Fuel cells are a technology of interest as future energy sources, as they aid in production of sustainable energy using simple hydrocarbons as fuels. They function by a simple operational mechanism with fuel oxidation on one side, and oxidant reduction on the other side of a membrane, liberating electrons thus contributing to electrical energy generation. A wide variety of fuels, such as methanol, ethanol, and propanol have been used so far. Among these fuels, methanol remains a favourable candidate due to its high energy density, ease of handling and other operational characteristics.
Hence methanol fuel cells find their potential use in laptop chargers, military applications or other scenarios where access to electricity is difficult. However the wider spectrum of commercial potential for methanol systems is greatly hindered by methanol cross over in the membrane. Cross over is the leaking of methanol from the anode to the cathode through the membrane, which creates a short circuit and adversely affects fuel cell performance. Cross over is mitigated by using a barrier layer on top of the membrane used. Previous work in this field tested different materials that yielded improved performance by reducing methanol crossover, but those materials also significantly reduced proton transport thereby significantly reducing performance, as membrane proton conductivity is one of the dominant factors for energy generation in fuel cells.
It is known that Andre Geim and co-workers (Nature, A.K. Geim et.al 2014), discovered proton transfer through single layer graphene and other 2D materials. Also graphene is known for its dense lattice packing structure, inhibiting the passage of methanol and other hydrocarbon-based molecules across the membrane. However, the actual application of these 2D materials in fuel cell systems has not yet been realized.
Figure: Schematic showing proton transport through the membrane region of a methanol fuel cell.
Researchers from the School of Chemical Engineering and Analytical Science at the University of Manchester have come up with a way to utilize these 2D materials in an actual operating direct methanol fuel cell. In their recently published paper in the journal Advanced Energy Materials (Holmes et al, 2016), they have shown that the addition of single layer graphene by chemical vapour deposition on to the membrane area has significantly reduced methanol cross over, while simultaneously causing negligible resistance to proton transport, thereby enhancing the cell performance by 50%. This first proof of concept shows that 2D materials make for excellent barrier materials for fuel cells.
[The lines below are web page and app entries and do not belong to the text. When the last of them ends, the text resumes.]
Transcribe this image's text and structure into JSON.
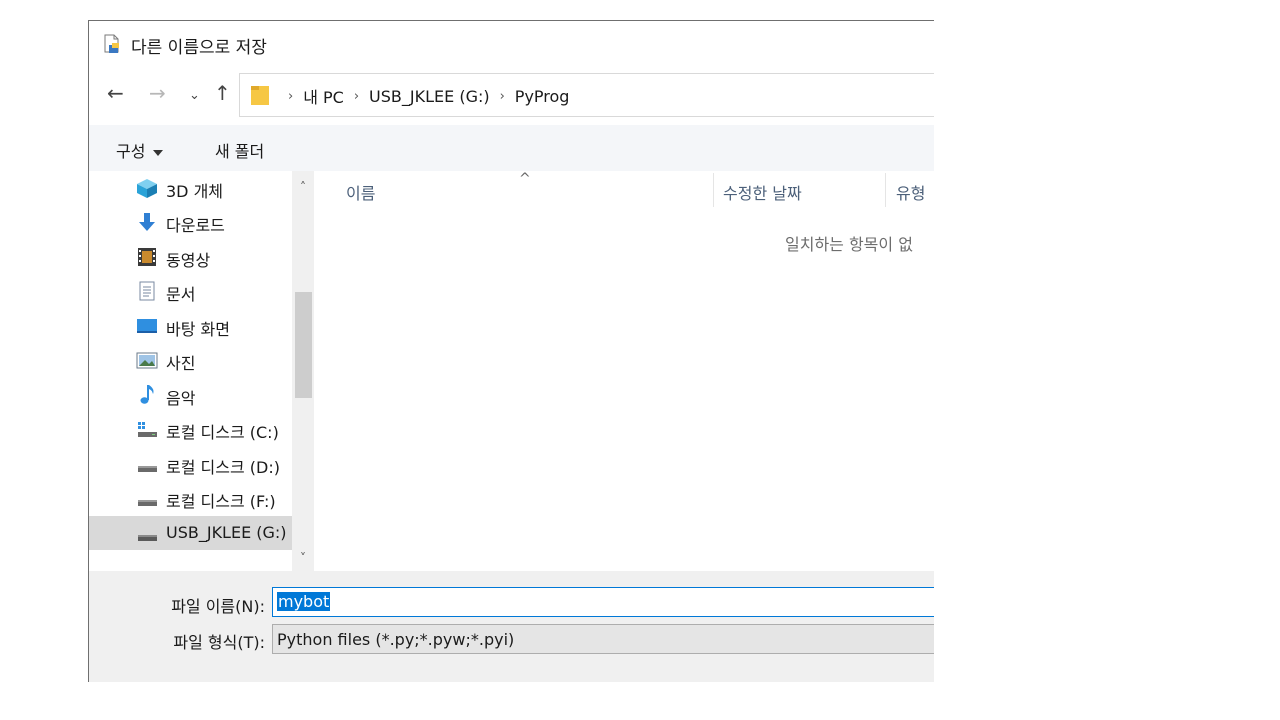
{
  "dialog": {
    "title": "다른 이름으로 저장"
  },
  "address": {
    "crumbs": [
      "내 PC",
      "USB_JKLEE (G:)",
      "PyProg"
    ]
  },
  "toolbar": {
    "organize_label": "구성",
    "new_folder_label": "새 폴더"
  },
  "nav": {
    "items": [
      {
        "label": "3D 개체",
        "icon": "cube-icon"
      },
      {
        "label": "다운로드",
        "icon": "download-arrow-icon"
      },
      {
        "label": "동영상",
        "icon": "film-icon"
      },
      {
        "label": "문서",
        "icon": "document-icon"
      },
      {
        "label": "바탕 화면",
        "icon": "desktop-icon"
      },
      {
        "label": "사진",
        "icon": "picture-icon"
      },
      {
        "label": "음악",
        "icon": "music-note-icon"
      },
      {
        "label": "로컬 디스크 (C:)",
        "icon": "windows-drive-icon"
      },
      {
        "label": "로컬 디스크 (D:)",
        "icon": "drive-icon"
      },
      {
        "label": "로컬 디스크 (F:)",
        "icon": "drive-icon"
      },
      {
        "label": "USB_JKLEE (G:)",
        "icon": "drive-icon",
        "selected": true
      }
    ]
  },
  "list": {
    "columns": [
      "이름",
      "수정한 날짜",
      "유형"
    ],
    "empty_message": "일치하는 항목이 없"
  },
  "save": {
    "filename_label": "파일 이름(N):",
    "filename_value": "mybot",
    "filetype_label": "파일 형식(T):",
    "filetype_value": "Python files (*.py;*.pyw;*.pyi)"
  },
  "colors": {
    "accent": "#0078d7",
    "selected_row": "#d9d9d9",
    "folder": "#f6c744"
  }
}
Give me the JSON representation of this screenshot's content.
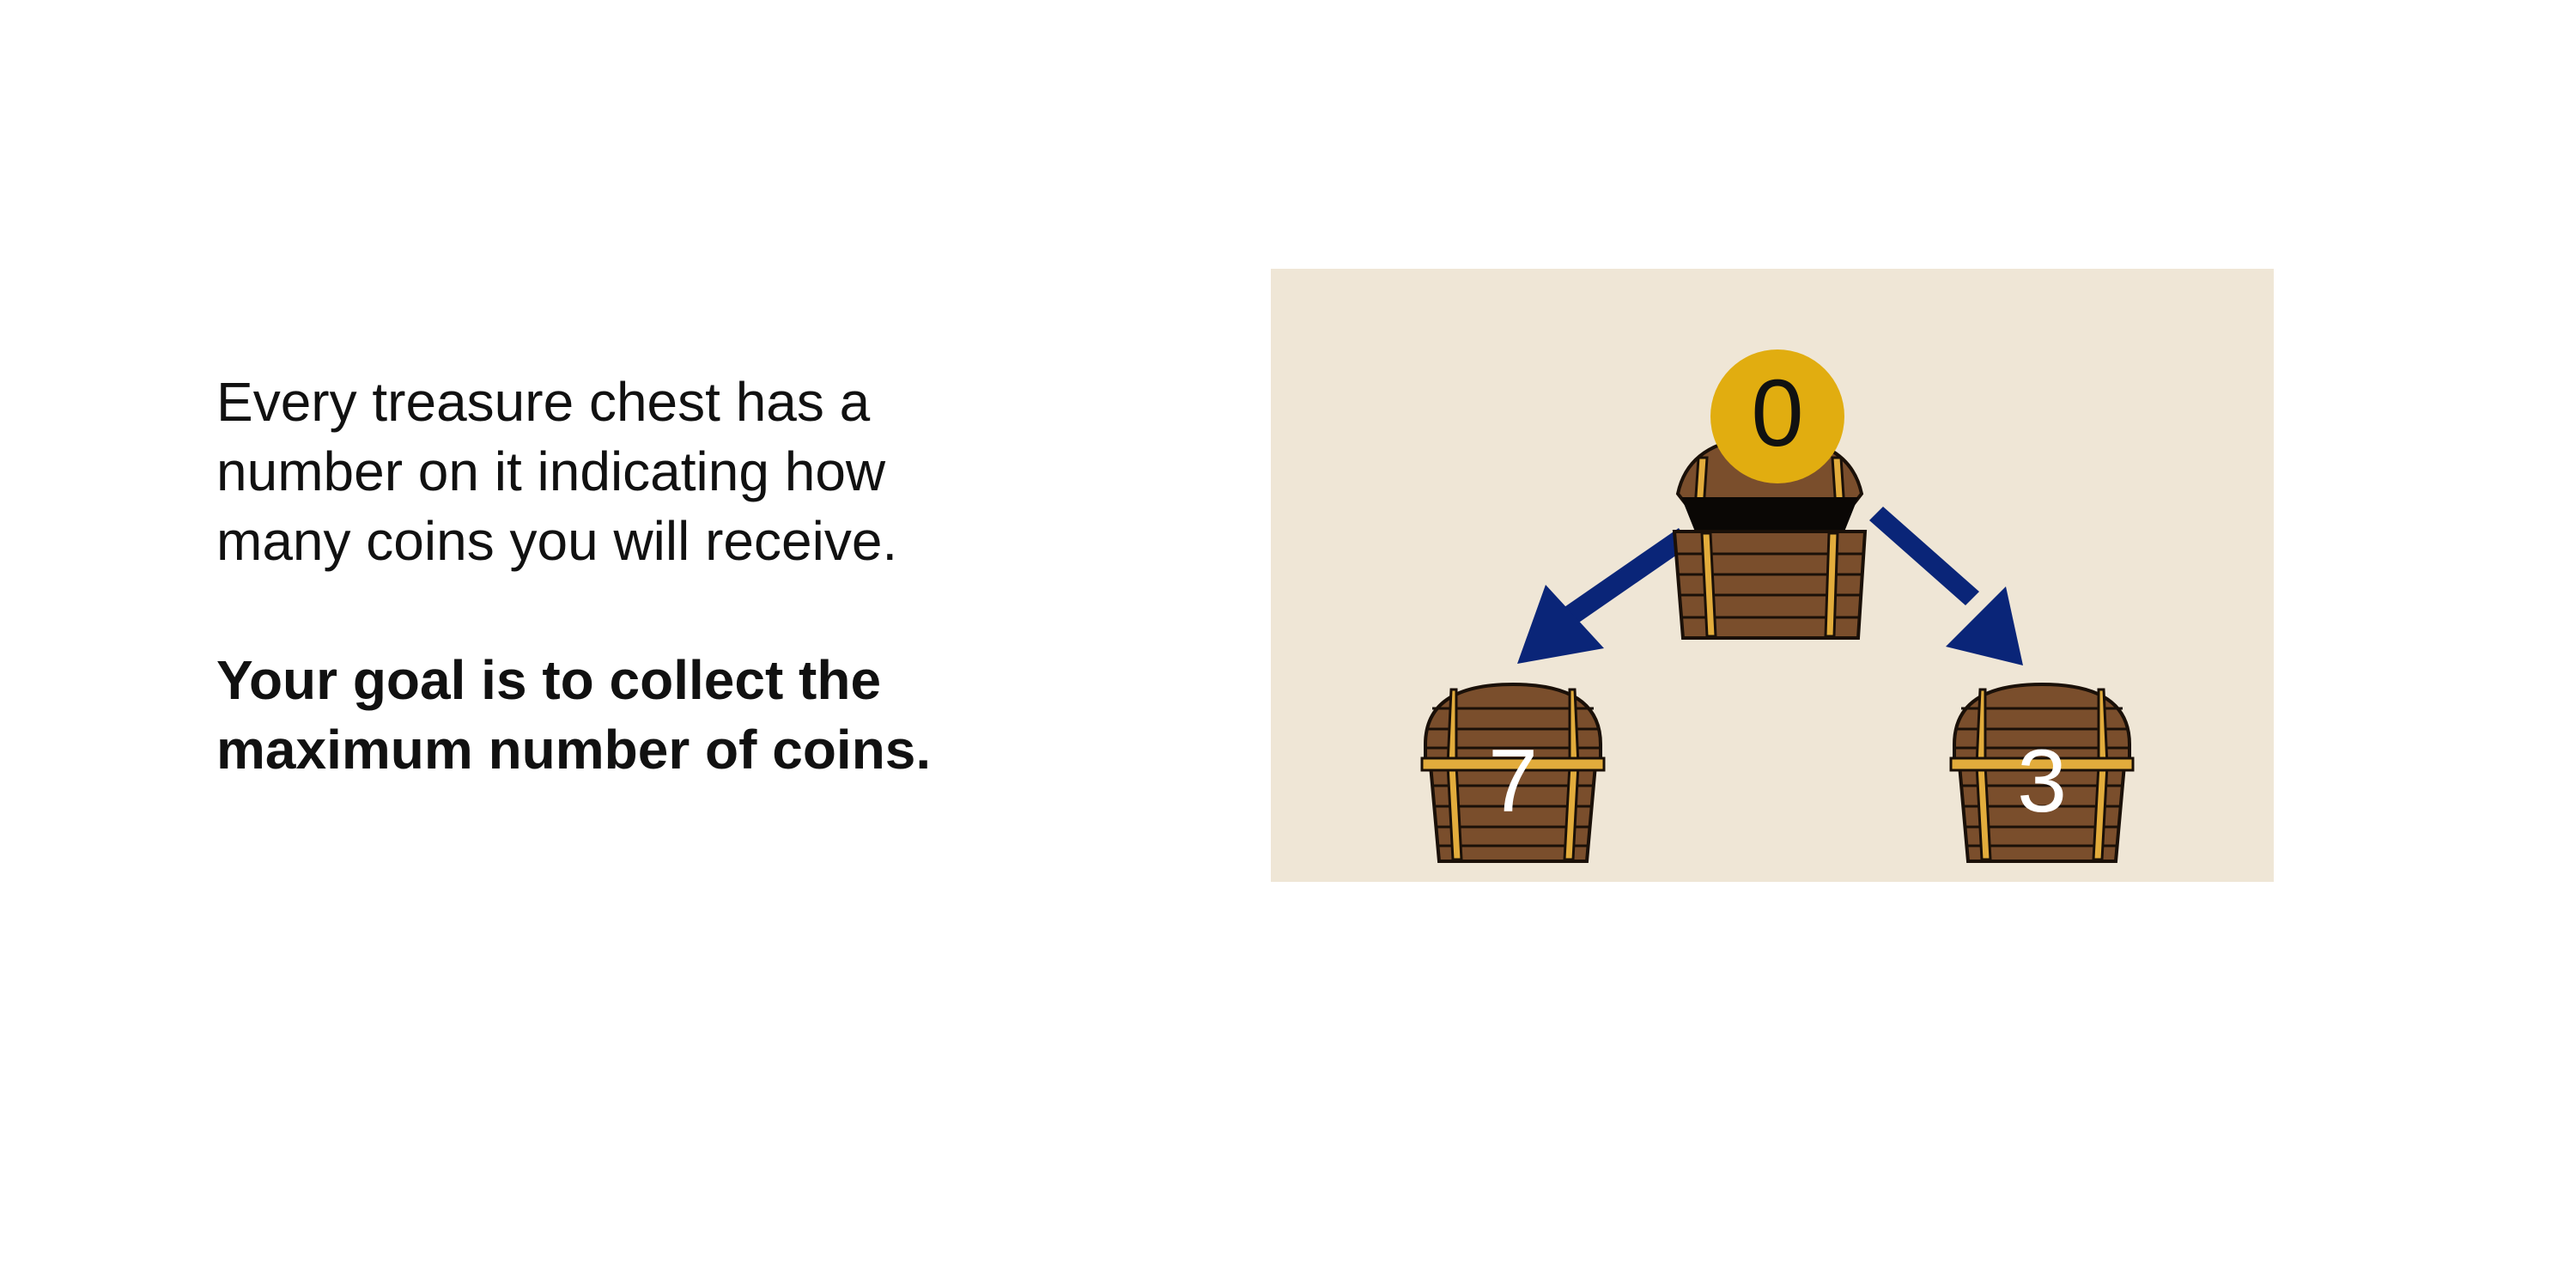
{
  "instructions": {
    "line1": "Every treasure chest has a",
    "line2": "number on it indicating how",
    "line3": "many coins you will receive.",
    "goal_line1": "Your goal is to collect the",
    "goal_line2": "maximum number of coins."
  },
  "chests": {
    "start": {
      "value": "0",
      "state": "open"
    },
    "left": {
      "value": "7",
      "state": "closed"
    },
    "right": {
      "value": "3",
      "state": "closed"
    }
  },
  "colors": {
    "scene_background": "#efe6d6",
    "arrow": "#0a2578",
    "coin": "#e1ad10",
    "wood": "#7a4e2c",
    "band": "#e2ac3c"
  },
  "icons": [
    "treasure-chest-icon",
    "coin-icon",
    "arrow-icon"
  ]
}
Moreover, the work shows that high efficiency membraneless fuel cells could be realized in the near future. This technology could further be extended to other fuel cells types, namely hydrogen fuel cells.
Hydrogen fuel cells suffer from the usage of high cost humidifiers that keep the membrane in a humid atmosphere for improved proton conductivity. Graphene however, as reported in earlier studies, showed improved proton conductivity with increasing temperature without the need for humidifier systems. Utilizing graphene in fuel cells could make a significant contribution to satisfying future energy demands.
Article: Holmes, Stuart M., Prabhuraj Balakrishnan, Vasu. S. Kalangi, Xiang Zhang, Marcelo Lozada-Hidalgo, Pulickel M. Ajayan, and Rahul R. Nair. 2016. "2D Crystals Significantly Enhance The Performance Of A Working Fuel Cell". Advanced Energy Materials, 1601216. doi:10.1002/aenm.201601216.